From Simple English Wikipedia, the free encyclopedia
The position of Procyon

Procyon (α CMi, α Canis Minoris, Alpha Canis Minoris) is the brightest star in the constellation Canis Minor.[1] To the naked eye, it appears to be a single star, the eighth brightest in the night sky with a visual apparent magnitude of 0.34.[2]

It is actually a binary star system of a white main-sequence star of spectral type F5 IV–V, named Procyon A, and a faint white dwarf companion of spectral type DQZ,[3] named Procyon B.

The reason for its brightness is not its intrinsic luminosity but its relative closeness to the Sun. Its distance was worked out by the European Space Agency Hipparcos astrometry satellite.[4][5] It is just 11.46 light-years (3.51 parsecs) away,[6] and is one of our nearest stellar neighbours. Its closest neighbour is Luyten's Star, about 1.12 ly (0.34 pc) away.

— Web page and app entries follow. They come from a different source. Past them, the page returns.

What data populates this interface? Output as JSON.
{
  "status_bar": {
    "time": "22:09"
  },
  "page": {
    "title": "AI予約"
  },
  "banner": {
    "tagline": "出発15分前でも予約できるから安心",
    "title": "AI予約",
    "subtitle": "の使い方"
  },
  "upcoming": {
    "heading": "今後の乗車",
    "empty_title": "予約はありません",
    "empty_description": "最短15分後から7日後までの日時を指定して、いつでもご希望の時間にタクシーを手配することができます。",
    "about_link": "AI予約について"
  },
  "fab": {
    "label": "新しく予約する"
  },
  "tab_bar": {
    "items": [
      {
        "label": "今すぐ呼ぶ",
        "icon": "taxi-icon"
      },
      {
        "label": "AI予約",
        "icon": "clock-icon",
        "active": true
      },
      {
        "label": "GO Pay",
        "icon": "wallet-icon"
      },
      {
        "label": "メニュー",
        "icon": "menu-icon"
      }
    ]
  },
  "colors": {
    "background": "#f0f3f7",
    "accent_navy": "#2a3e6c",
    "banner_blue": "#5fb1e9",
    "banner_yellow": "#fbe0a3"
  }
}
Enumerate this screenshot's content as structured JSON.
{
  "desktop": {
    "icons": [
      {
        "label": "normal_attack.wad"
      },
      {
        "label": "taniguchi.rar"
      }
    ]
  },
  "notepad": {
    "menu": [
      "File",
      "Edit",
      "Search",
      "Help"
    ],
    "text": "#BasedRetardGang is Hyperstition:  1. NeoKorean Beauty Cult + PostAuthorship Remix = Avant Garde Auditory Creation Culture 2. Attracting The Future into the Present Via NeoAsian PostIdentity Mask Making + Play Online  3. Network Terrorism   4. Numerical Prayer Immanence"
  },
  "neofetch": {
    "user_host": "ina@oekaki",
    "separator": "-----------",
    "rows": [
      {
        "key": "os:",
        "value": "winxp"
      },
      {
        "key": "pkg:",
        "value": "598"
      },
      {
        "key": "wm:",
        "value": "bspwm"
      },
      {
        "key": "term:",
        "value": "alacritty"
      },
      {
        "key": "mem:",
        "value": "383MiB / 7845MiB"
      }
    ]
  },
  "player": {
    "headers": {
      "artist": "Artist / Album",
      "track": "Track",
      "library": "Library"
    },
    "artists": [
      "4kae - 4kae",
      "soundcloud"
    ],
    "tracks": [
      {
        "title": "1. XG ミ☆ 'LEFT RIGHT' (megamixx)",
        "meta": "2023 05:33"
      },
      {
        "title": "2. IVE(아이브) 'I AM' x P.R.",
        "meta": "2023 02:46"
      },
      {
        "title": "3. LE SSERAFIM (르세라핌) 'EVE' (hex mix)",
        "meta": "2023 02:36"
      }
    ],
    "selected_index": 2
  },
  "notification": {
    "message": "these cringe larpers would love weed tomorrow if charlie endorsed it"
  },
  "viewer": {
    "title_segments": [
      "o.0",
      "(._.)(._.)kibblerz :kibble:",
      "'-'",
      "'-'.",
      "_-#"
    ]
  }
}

Procyon forms one of the three vertices of the Winter Triangle, along with Sirius and Betelgeuse.[7] Its colour index is 0.42, and its hue has been described as having a faint yellow tinge to it.[7]

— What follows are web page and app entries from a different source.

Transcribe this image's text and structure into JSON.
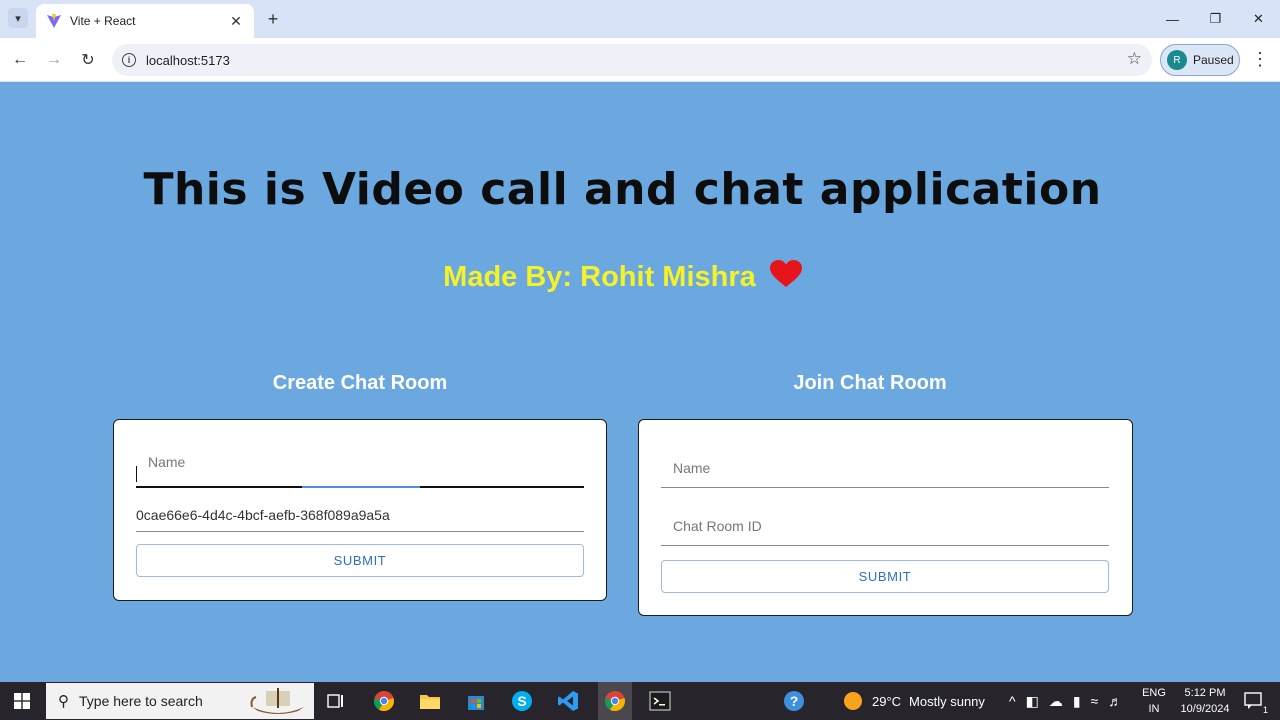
{
  "browser": {
    "tab_title": "Vite + React",
    "url": "localhost:5173",
    "profile_initial": "R",
    "profile_status": "Paused"
  },
  "page": {
    "title": "This is Video call and chat application",
    "subtitle": "Made By: Rohit Mishra",
    "create": {
      "heading": "Create Chat Room",
      "name_placeholder": "Name",
      "room_id_value": "0cae66e6-4d4c-4bcf-aefb-368f089a9a5a",
      "submit_label": "SUBMIT"
    },
    "join": {
      "heading": "Join Chat Room",
      "name_placeholder": "Name",
      "room_id_placeholder": "Chat Room ID",
      "submit_label": "SUBMIT"
    }
  },
  "taskbar": {
    "search_placeholder": "Type here to search",
    "weather_temp": "29°C",
    "weather_desc": "Mostly sunny",
    "lang_line1": "ENG",
    "lang_line2": "IN",
    "time": "5:12 PM",
    "date": "10/9/2024",
    "notification_count": "1"
  },
  "colors": {
    "page_bg": "#6aa8df",
    "subtitle": "#f5f229",
    "heart": "#e8141c",
    "button_text": "#2f6fc1"
  }
}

References[change | change source]

  1. "Procyon". Oxford English Dictionary. Oxford University Press. 2nd ed, 1989.
  2. Kervella P. et al 2004."The diameter and evolutionary state of Procyon A. Multi-technique modeling using asteroseismic and interferometric constraints. Astronomy and Astrophysics 413 (1): 251–256. [1]
  3. Provencal J.L. et al 2002. Procyon B: outside the iron box. The Astrophysical Journal 568 (1): 324–334. [2]
  4. Perryman M.A.C. et al 1997. The Hipparcos Catalogue. Astronomy and Astrophysics 323: L49–L52
  5. Perryman, Michael 2010. The making of history's greatest star map. Heidelberg: Springer-Verlag.
  6. van Leeuwen F. 2007. Validation of the new Hipparcos reduction. Astronomy and Astrophysics 474 (2): 653–664. [3]
  7. 7.0 7.1 Schaaf, Fred 2008. The brightest stars: discovering the universe through the sky's most brilliant stars. Hoboken, New Jersey: John Wiley, 166. ISBN 978-0-471-70410-2